SOURCE DATA =>
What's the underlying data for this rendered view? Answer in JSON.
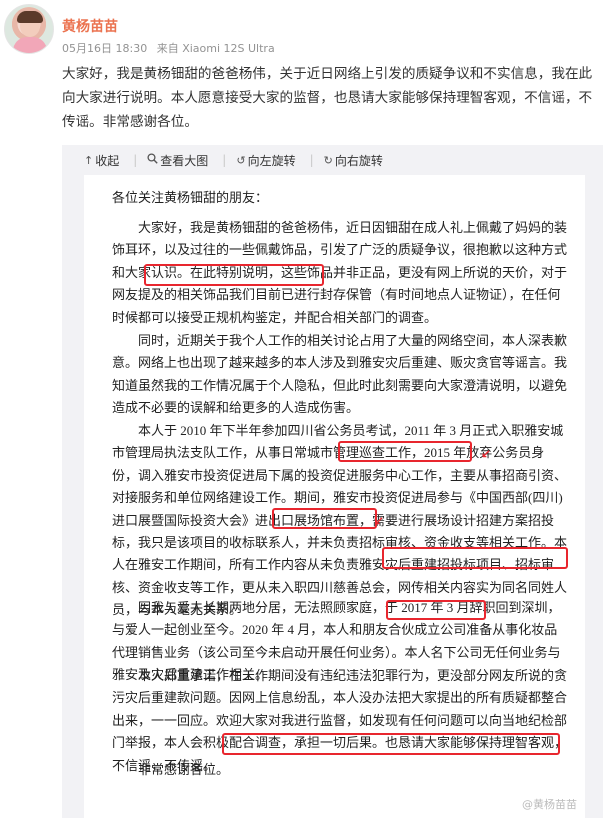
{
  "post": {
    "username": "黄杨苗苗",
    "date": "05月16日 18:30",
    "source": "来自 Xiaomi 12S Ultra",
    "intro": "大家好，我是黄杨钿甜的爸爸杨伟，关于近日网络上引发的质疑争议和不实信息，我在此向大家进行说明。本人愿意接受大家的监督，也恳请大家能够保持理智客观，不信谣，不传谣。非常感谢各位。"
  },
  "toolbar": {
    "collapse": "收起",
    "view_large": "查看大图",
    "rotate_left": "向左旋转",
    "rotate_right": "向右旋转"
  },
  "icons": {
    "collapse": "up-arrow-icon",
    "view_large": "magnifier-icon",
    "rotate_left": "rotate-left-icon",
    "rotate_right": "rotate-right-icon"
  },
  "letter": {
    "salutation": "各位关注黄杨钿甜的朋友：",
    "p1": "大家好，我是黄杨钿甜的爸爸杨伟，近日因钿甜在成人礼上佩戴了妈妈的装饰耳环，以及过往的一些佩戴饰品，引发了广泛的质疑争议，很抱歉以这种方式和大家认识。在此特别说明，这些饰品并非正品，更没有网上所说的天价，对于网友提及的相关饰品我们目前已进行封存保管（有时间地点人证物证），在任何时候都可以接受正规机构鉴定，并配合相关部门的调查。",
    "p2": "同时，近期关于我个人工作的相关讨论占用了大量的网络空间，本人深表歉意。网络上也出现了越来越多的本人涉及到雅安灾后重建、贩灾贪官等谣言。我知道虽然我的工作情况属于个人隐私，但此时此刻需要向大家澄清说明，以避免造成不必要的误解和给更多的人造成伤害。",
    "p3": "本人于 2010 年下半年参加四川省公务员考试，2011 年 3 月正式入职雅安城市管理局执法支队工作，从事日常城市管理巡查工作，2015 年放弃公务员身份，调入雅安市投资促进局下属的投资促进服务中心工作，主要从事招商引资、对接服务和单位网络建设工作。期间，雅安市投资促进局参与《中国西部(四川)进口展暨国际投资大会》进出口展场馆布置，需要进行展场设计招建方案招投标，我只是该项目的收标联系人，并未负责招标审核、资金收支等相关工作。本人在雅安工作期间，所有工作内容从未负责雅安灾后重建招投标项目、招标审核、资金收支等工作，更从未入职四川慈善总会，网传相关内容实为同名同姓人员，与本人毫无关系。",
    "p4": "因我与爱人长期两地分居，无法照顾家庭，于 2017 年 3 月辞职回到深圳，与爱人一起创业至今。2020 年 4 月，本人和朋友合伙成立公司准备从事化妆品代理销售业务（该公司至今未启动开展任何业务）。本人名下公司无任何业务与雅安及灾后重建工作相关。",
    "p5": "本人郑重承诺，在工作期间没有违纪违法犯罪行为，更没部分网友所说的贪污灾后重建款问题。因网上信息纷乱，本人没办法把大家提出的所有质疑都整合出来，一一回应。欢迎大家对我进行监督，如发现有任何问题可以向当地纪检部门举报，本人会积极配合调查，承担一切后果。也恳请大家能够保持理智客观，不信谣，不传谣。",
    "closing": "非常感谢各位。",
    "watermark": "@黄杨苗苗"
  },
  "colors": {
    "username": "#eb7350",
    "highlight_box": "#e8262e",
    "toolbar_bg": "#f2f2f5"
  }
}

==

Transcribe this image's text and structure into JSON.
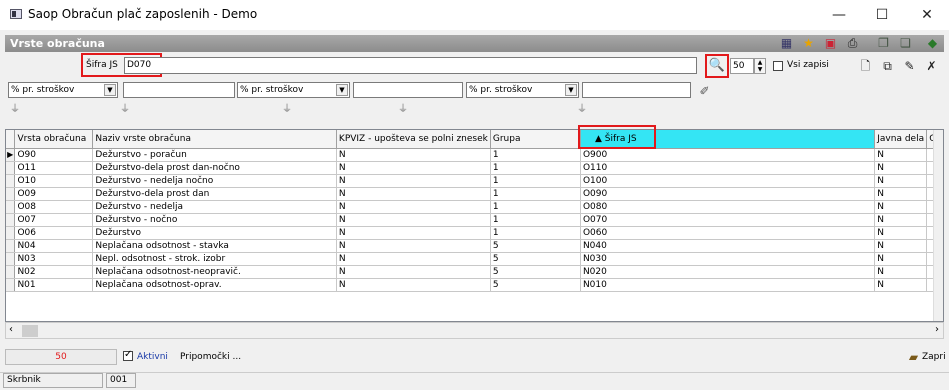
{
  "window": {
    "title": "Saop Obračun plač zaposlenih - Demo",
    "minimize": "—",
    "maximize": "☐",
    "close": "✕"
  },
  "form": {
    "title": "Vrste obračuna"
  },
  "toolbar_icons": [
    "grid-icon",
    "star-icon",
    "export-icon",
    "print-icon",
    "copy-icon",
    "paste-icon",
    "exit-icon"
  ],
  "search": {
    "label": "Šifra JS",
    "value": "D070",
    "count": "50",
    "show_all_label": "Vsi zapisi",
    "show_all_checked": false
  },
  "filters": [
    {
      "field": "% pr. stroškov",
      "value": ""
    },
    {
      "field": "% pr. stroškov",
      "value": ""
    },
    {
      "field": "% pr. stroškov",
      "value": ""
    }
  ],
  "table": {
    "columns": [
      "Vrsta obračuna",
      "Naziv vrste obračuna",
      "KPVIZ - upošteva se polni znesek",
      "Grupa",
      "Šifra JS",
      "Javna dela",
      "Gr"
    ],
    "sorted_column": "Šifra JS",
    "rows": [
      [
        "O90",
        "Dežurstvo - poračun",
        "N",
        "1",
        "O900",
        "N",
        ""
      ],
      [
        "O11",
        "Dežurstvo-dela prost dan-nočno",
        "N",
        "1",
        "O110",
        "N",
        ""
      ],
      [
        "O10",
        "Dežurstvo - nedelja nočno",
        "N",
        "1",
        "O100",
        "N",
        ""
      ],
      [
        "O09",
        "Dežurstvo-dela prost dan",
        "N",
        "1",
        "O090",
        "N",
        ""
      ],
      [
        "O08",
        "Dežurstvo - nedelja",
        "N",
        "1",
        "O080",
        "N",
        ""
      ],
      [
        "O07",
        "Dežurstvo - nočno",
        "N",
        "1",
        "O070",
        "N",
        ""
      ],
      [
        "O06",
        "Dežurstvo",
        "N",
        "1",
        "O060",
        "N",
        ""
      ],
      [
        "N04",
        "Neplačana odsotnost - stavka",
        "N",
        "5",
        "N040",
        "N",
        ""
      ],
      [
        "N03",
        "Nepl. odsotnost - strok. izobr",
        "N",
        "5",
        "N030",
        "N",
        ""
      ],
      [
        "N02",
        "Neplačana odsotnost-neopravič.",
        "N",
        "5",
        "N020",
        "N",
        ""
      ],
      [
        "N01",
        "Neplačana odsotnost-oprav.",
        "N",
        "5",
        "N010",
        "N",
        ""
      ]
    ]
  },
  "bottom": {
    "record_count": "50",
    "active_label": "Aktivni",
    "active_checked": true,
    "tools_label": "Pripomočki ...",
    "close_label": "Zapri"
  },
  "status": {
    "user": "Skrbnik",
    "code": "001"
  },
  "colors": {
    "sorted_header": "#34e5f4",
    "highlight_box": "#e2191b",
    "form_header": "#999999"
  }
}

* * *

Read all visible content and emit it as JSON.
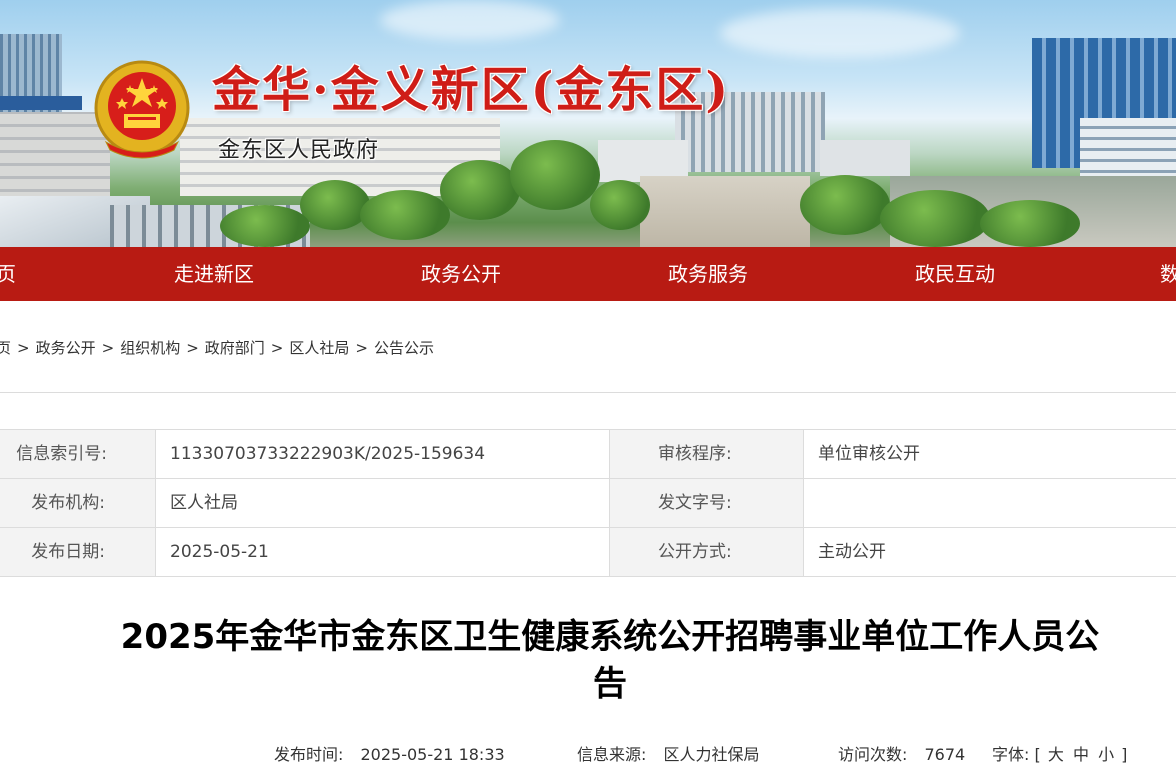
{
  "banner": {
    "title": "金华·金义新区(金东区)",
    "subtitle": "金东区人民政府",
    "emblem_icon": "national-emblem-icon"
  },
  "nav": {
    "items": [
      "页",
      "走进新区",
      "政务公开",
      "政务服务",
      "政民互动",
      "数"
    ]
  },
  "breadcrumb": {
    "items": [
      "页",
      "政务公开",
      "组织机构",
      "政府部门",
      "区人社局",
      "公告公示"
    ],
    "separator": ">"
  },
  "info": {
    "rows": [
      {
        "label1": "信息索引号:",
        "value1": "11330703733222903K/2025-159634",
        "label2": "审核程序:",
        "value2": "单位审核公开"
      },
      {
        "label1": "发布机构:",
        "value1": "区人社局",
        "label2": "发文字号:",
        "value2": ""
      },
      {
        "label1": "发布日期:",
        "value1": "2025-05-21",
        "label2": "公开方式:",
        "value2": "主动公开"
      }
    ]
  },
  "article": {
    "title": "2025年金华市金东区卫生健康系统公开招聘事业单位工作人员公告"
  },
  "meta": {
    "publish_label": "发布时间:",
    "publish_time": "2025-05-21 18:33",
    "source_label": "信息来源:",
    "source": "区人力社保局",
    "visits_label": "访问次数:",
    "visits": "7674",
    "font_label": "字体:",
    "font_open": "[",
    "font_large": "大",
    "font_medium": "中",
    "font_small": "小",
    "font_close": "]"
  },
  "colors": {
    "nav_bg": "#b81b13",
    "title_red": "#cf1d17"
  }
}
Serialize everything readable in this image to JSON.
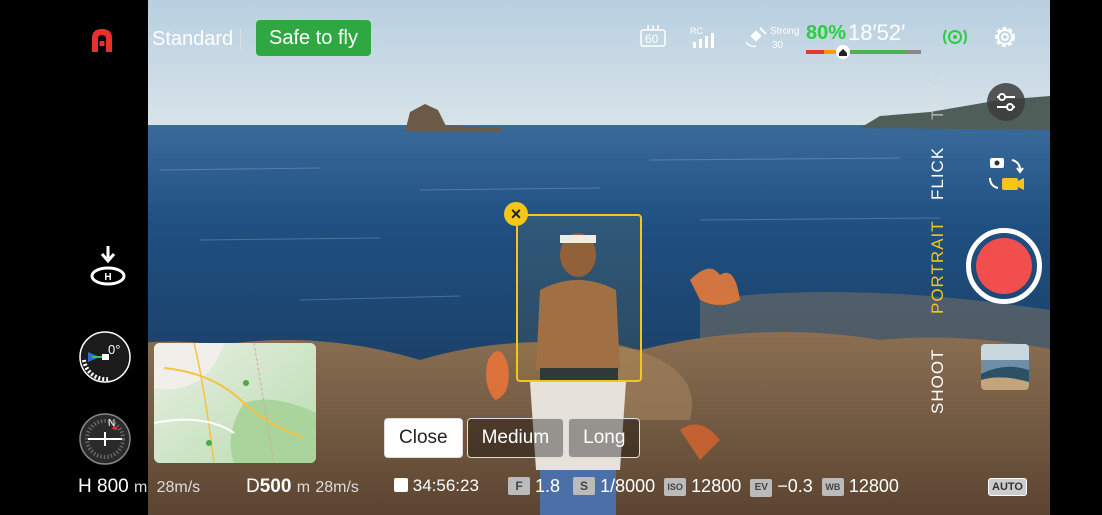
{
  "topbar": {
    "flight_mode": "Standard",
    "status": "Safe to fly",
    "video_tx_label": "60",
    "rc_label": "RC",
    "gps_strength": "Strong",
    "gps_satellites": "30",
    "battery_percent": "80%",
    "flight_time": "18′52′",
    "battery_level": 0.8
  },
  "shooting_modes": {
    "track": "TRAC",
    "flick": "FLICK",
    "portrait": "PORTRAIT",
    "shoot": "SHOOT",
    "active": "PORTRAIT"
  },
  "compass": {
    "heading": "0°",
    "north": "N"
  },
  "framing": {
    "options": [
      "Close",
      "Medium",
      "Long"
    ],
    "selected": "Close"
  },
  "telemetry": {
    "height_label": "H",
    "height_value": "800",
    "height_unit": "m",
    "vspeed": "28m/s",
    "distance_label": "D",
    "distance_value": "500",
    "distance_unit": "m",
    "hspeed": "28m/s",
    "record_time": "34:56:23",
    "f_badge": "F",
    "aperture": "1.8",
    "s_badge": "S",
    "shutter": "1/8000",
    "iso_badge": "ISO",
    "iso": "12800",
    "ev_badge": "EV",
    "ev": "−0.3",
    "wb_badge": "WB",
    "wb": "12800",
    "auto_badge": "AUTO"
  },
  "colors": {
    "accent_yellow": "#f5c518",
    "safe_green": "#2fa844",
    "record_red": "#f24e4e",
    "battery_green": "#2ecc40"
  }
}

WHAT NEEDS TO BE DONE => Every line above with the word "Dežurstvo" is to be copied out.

COMPLETED EXERCISE =>
        "Dežurstvo - poračun",
        "Dežurstvo-dela prost dan-nočno",
        "Dežurstvo - nedelja nočno",
        "Dežurstvo-dela prost dan",
        "Dežurstvo - nedelja",
        "Dežurstvo - nočno",
        "Dežurstvo",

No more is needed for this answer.